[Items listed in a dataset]
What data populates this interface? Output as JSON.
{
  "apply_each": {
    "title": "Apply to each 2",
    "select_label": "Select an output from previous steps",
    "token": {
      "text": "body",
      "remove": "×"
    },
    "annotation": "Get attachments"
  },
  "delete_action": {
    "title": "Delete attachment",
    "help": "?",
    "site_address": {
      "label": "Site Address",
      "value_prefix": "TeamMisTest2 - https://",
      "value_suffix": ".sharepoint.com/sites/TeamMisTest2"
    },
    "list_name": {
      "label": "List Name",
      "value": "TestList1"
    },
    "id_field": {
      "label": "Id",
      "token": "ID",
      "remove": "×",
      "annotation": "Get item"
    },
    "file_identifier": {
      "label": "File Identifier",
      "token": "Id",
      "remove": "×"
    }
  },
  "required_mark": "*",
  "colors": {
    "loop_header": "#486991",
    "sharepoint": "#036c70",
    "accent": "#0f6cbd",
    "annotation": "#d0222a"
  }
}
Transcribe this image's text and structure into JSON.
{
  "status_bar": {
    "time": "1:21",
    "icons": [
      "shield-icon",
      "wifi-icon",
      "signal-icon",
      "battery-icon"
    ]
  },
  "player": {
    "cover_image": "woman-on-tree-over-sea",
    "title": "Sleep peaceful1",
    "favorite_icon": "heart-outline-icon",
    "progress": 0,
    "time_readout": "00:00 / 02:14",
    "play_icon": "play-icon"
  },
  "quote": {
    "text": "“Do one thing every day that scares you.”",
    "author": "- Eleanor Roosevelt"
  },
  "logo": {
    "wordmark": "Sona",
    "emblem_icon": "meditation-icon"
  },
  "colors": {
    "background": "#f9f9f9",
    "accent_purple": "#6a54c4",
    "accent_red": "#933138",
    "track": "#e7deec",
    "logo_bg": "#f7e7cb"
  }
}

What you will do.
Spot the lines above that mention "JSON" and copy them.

Answer to this exercise.
What data populates this interface? Output as JSON.
Transcribe this image's text and structure into JSON.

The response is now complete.